- _Your task_
Write all entries out exactly, images excluded.

- _Study material_

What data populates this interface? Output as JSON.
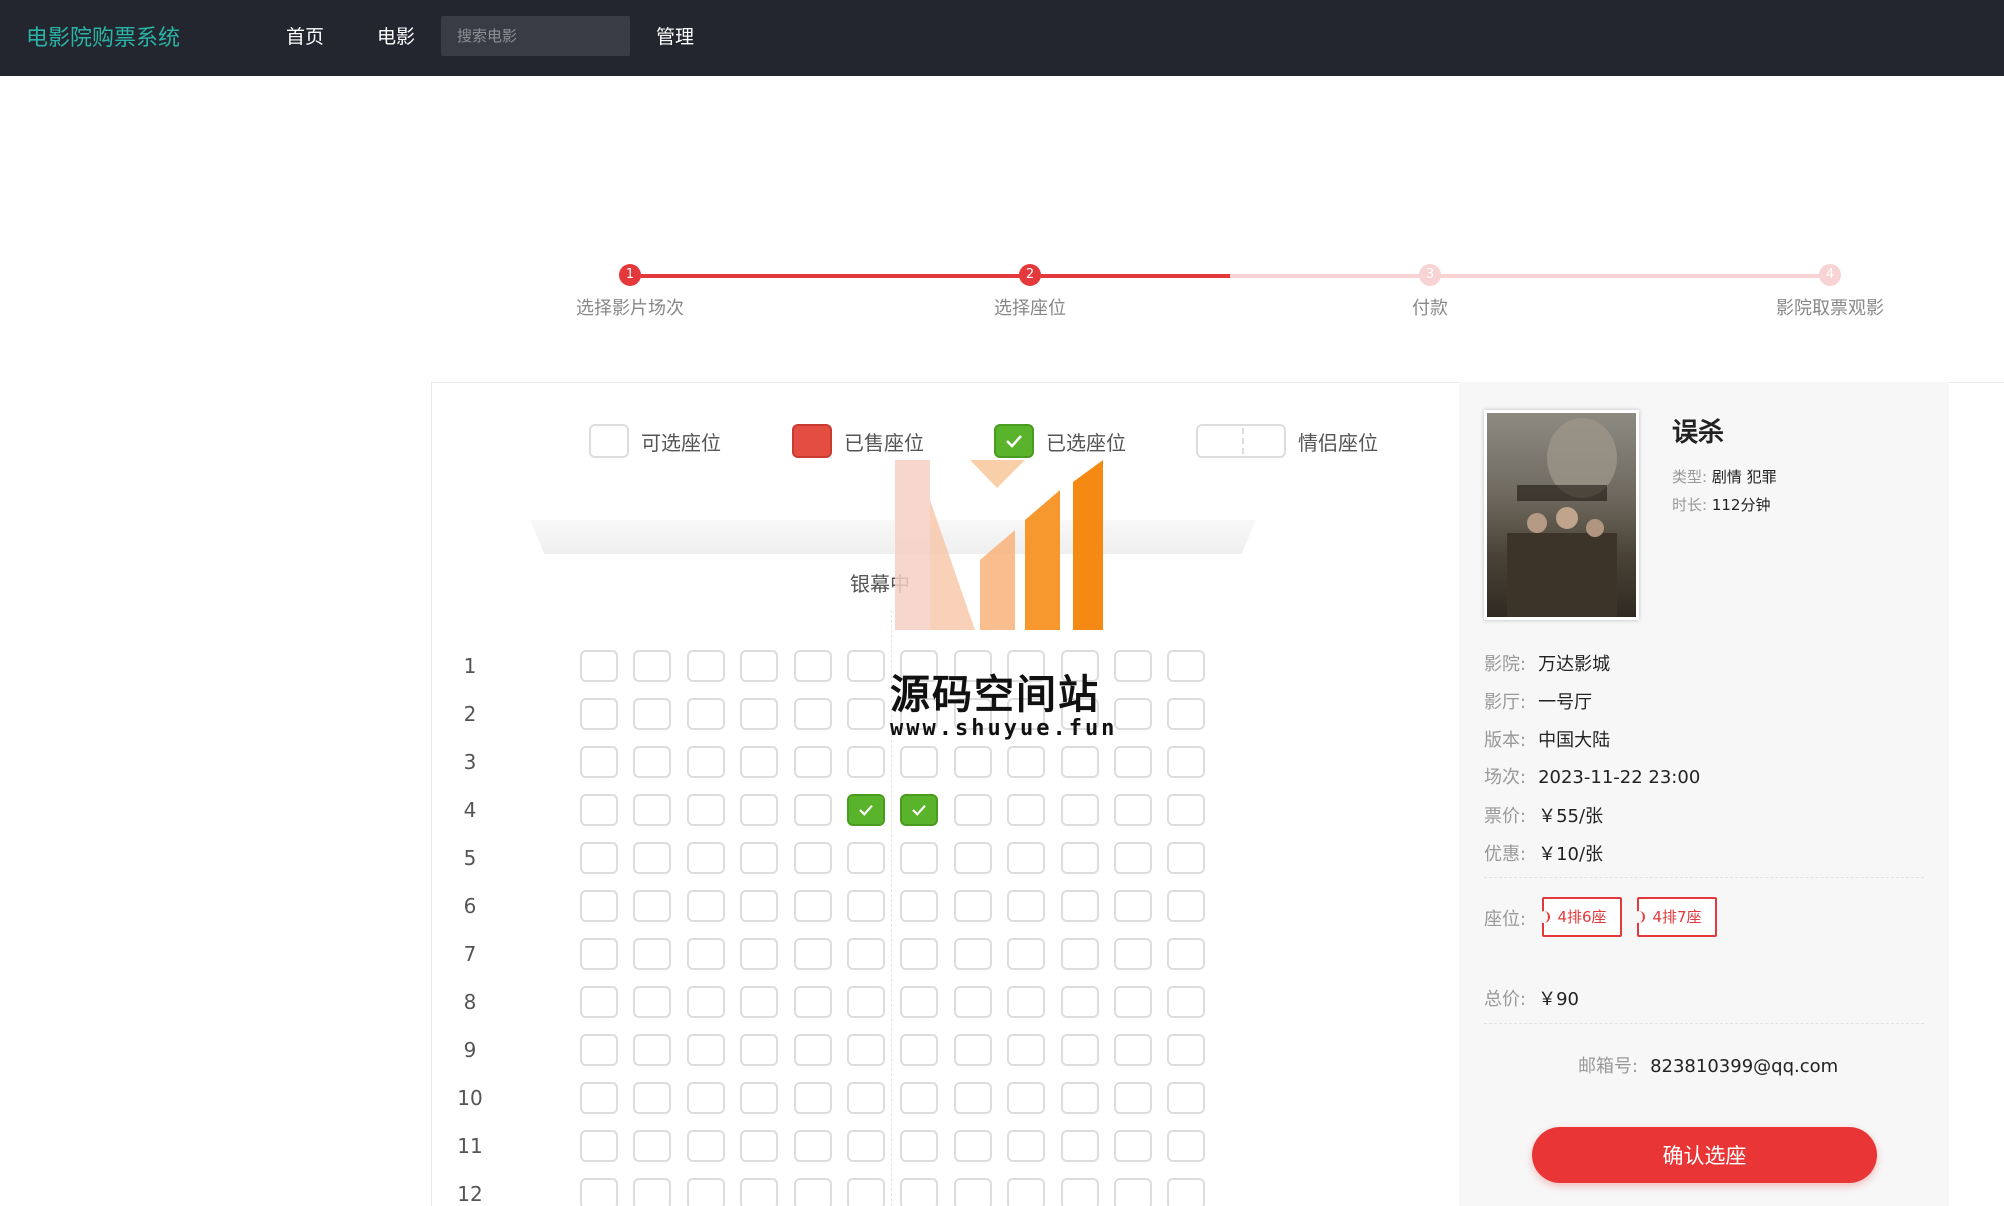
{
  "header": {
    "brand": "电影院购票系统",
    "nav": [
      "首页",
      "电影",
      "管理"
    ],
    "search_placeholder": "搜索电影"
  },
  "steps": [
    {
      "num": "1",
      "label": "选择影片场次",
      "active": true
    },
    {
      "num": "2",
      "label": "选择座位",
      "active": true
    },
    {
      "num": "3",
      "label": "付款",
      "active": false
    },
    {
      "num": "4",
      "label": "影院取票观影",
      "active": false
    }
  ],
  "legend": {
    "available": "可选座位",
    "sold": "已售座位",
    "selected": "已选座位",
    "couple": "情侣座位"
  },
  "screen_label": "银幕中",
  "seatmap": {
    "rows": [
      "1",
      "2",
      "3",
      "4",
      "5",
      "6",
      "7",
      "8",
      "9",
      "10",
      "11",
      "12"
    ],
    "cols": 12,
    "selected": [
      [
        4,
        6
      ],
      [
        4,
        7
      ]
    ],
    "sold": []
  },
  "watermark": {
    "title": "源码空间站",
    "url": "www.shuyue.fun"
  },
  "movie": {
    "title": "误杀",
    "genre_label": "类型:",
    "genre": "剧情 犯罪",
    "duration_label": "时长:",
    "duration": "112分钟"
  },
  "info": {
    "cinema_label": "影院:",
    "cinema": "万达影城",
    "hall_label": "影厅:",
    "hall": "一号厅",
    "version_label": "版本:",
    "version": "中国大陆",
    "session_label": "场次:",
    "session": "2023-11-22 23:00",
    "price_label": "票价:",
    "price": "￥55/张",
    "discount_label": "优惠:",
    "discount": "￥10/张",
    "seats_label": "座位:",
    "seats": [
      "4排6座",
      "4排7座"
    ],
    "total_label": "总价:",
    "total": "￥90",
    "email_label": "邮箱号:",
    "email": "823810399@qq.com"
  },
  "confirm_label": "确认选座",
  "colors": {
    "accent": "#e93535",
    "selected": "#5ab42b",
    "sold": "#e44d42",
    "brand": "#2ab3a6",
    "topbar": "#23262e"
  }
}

- _Exercise output_
What data populates this interface? Output as JSON.
{
  "header": {
    "brand": "电影院购票系统",
    "nav": [
      "首页",
      "电影",
      "管理"
    ],
    "search_placeholder": "搜索电影"
  },
  "steps": [
    {
      "num": "1",
      "label": "选择影片场次",
      "active": true
    },
    {
      "num": "2",
      "label": "选择座位",
      "active": true
    },
    {
      "num": "3",
      "label": "付款",
      "active": false
    },
    {
      "num": "4",
      "label": "影院取票观影",
      "active": false
    }
  ],
  "legend": {
    "available": "可选座位",
    "sold": "已售座位",
    "selected": "已选座位",
    "couple": "情侣座位"
  },
  "screen_label": "银幕中",
  "seatmap": {
    "rows": [
      "1",
      "2",
      "3",
      "4",
      "5",
      "6",
      "7",
      "8",
      "9",
      "10",
      "11",
      "12"
    ],
    "cols": 12,
    "selected": [
      [
        4,
        6
      ],
      [
        4,
        7
      ]
    ],
    "sold": []
  },
  "watermark": {
    "title": "源码空间站",
    "url": "www.shuyue.fun"
  },
  "movie": {
    "title": "误杀",
    "genre_label": "类型:",
    "genre": "剧情 犯罪",
    "duration_label": "时长:",
    "duration": "112分钟"
  },
  "info": {
    "cinema_label": "影院:",
    "cinema": "万达影城",
    "hall_label": "影厅:",
    "hall": "一号厅",
    "version_label": "版本:",
    "version": "中国大陆",
    "session_label": "场次:",
    "session": "2023-11-22 23:00",
    "price_label": "票价:",
    "price": "￥55/张",
    "discount_label": "优惠:",
    "discount": "￥10/张",
    "seats_label": "座位:",
    "seats": [
      "4排6座",
      "4排7座"
    ],
    "total_label": "总价:",
    "total": "￥90",
    "email_label": "邮箱号:",
    "email": "823810399@qq.com"
  },
  "confirm_label": "确认选座",
  "colors": {
    "accent": "#e93535",
    "selected": "#5ab42b",
    "sold": "#e44d42",
    "brand": "#2ab3a6",
    "topbar": "#23262e"
  }
}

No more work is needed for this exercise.